So also in the case of Bonner v. Belsterling (Tex. Civ. App.) 137 S. W. 1154, it was held that injunction was a proper remedy on the part of a duly elected member of a city board of education to prevent another claimant from wrongfully ousting him from office. These last–mentioned cases appear to be in conflict with the well–established rule in regard to trying title to a public office by means of injunction. Indeed, Texas appears to have later reached a different conclusion in the case of Miles v. Logan (Tex. Civ. App.) 265 S. W. 421, 424. In that case, Miles, who was the city clerk of Port Arthur, sought to restrain the city commissioners from removing him from office. The court said: “If appellant is not out of office, he cannot have his injunction to restrain the city commission from removing him. On the allegations of his petition, the power to remove a civil service employee of the city of Port Arthur is vested in the city commission, and the form and manner of removal is fully prescribed by duly enacted city ordinances. It is the law of this state that––‘Courts of equity will not interfere to protect a person from removal from office by a man or body of men to whom the power to remove is given by law.’ ”
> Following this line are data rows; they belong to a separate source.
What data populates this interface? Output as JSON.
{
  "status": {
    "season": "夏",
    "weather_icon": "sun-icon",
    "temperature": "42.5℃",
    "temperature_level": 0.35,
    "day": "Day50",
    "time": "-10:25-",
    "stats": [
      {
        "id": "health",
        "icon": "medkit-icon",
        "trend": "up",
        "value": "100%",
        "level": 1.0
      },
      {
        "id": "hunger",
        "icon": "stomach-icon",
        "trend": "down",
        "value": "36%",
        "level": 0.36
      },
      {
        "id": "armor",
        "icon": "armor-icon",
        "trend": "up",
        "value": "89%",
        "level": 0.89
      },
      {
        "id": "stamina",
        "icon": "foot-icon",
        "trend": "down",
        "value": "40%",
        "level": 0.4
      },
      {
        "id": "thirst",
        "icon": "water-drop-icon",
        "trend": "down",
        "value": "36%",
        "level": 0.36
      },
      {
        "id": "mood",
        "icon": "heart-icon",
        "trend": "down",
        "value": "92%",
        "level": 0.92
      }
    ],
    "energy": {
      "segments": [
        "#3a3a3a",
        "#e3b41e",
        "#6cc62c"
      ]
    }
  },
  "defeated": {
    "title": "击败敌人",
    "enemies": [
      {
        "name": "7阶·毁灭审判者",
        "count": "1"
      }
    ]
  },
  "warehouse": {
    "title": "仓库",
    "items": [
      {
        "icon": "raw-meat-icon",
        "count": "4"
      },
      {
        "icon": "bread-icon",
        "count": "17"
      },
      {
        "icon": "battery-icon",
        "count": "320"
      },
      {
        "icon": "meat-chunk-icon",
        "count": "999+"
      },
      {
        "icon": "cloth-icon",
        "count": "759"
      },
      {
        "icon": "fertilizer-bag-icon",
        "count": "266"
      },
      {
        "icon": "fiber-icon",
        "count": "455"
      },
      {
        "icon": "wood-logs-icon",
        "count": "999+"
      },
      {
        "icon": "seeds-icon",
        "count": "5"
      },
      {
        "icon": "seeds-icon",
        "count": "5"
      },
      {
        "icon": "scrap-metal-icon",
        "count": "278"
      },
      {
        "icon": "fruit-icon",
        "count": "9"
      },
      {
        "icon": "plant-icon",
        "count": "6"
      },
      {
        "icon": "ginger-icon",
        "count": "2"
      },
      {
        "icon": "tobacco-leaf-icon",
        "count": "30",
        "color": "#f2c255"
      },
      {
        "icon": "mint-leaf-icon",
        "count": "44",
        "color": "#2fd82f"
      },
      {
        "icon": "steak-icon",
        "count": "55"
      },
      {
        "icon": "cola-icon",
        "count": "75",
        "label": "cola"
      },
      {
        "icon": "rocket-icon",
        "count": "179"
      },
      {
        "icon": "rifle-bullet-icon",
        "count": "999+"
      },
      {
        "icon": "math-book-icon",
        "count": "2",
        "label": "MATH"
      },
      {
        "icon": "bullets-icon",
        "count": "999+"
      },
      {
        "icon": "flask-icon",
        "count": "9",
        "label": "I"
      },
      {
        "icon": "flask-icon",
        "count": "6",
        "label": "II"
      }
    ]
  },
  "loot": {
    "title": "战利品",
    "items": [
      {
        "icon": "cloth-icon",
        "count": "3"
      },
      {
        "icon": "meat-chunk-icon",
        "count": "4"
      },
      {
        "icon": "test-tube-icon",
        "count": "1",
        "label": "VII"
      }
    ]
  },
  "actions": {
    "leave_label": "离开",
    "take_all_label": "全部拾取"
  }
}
In support of the injunction pendente lite, the respondent relies chiefly on the foregoing Missouri, Kentucky, and Texas cases above cited. But he also cites the case of Priddie v. Thompson, 82 F. 186, 190, wherein the United States Circuit Court, quoting with approval from the dissenting opinion which was rendered in the case of In re Sawyer, 124 U. S. 223, 8 S. Ct. 482, 31 L. Ed. 402, says “equity will intervene in a proper case to protect a de facto officer against interference on the part of adverse claimants.” The Sawyer Case did not so hold. The Priddie Case, however, has been disapproved and is not in accord with numerous other federal cases which hold exactly the contrary. In the later case of Morgan v. Nunn, 84 F. 551, 554, the United States Circuit Court said: “The same questions arose before Judge Jenkins in Carr v. Gordon [C. C.] 82 F. 373, and Taylor v. Kercheval (before Judge Baker [C. C.]) 82 F. 497, and was by each of those learned judges elaborately considered; and both came to the conclusion that the rules regulating removals in the classified service were mere executive orders, not having the force or effect of law, and that, aside from this, a court of equity will not, by injunction, prevent a removal from office, or restrain an appointment. A contrary view was taken by Judge Jackson * * * in Priddie v. Thompson [C. C.] 82 F. 186, but I find myself unable to concur with the reasoning of that learned judge.”
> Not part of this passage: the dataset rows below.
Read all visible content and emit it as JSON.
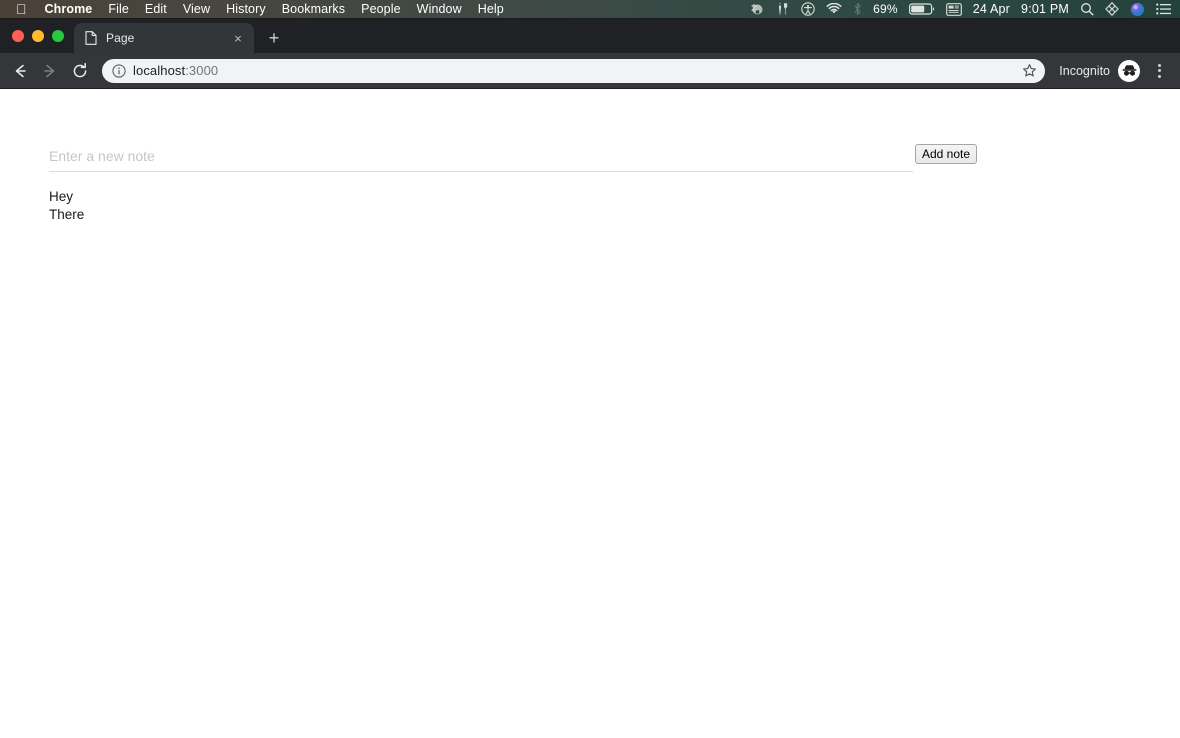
{
  "menubar": {
    "apple_icon": "apple-logo",
    "items": [
      {
        "label": "Chrome",
        "bold": true
      },
      {
        "label": "File",
        "bold": false
      },
      {
        "label": "Edit",
        "bold": false
      },
      {
        "label": "View",
        "bold": false
      },
      {
        "label": "History",
        "bold": false
      },
      {
        "label": "Bookmarks",
        "bold": false
      },
      {
        "label": "People",
        "bold": false
      },
      {
        "label": "Window",
        "bold": false
      },
      {
        "label": "Help",
        "bold": false
      }
    ],
    "status_icons": [
      "dropbox-icon",
      "tools-icon",
      "accessibility-icon",
      "wifi-icon",
      "bluetooth-icon"
    ],
    "battery_percent": "69%",
    "screen_icon": "display-icon",
    "date": "24 Apr",
    "time": "9:01 PM",
    "right_icons": [
      "spotlight-search-icon",
      "app-icon",
      "siri-icon",
      "control-center-icon"
    ],
    "colors": {
      "gradient_left": "#4a4239",
      "gradient_right": "#24423c",
      "text": "#ffffff"
    }
  },
  "browser": {
    "window_controls": {
      "close": "#ff5f57",
      "minimize": "#ffbd2e",
      "maximize": "#28c840"
    },
    "tabs": [
      {
        "title": "Page",
        "favicon": "document-icon",
        "active": true
      }
    ],
    "new_tab_label": "+",
    "tab_close_label": "×",
    "toolbar": {
      "back_label": "Back",
      "forward_label": "Forward",
      "reload_label": "Reload",
      "url": "localhost",
      "url_port": ":3000",
      "security_icon": "info-circle-icon",
      "bookmark_icon": "star-icon",
      "incognito_label": "Incognito",
      "incognito_icon": "incognito-icon",
      "menu_icon": "kebab-menu-icon"
    },
    "colors": {
      "tabstrip_bg": "#202124",
      "active_tab_bg": "#323639",
      "toolbar_bg": "#35363a",
      "omnibox_bg": "#f1f3f4"
    }
  },
  "page": {
    "input": {
      "placeholder": "Enter a new note",
      "value": ""
    },
    "add_button_label": "Add note",
    "notes": [
      {
        "text": "Hey"
      },
      {
        "text": "There"
      }
    ]
  }
}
For the foregoing reasons we are persuaded that equity is without jurisdiction to restrain the city of Los Angeles or its agents from discharging the plaintiff. Equity has no jurisdiction to determine the title of the plaintiff to the position which he occupies.
The order granting the injunction pendente lite is therefore reversed.
Mr. Justice R. L. THOMPSON delivered the opinion of the court.
We concur: PULLEN, P. J.; PLUMMER, J.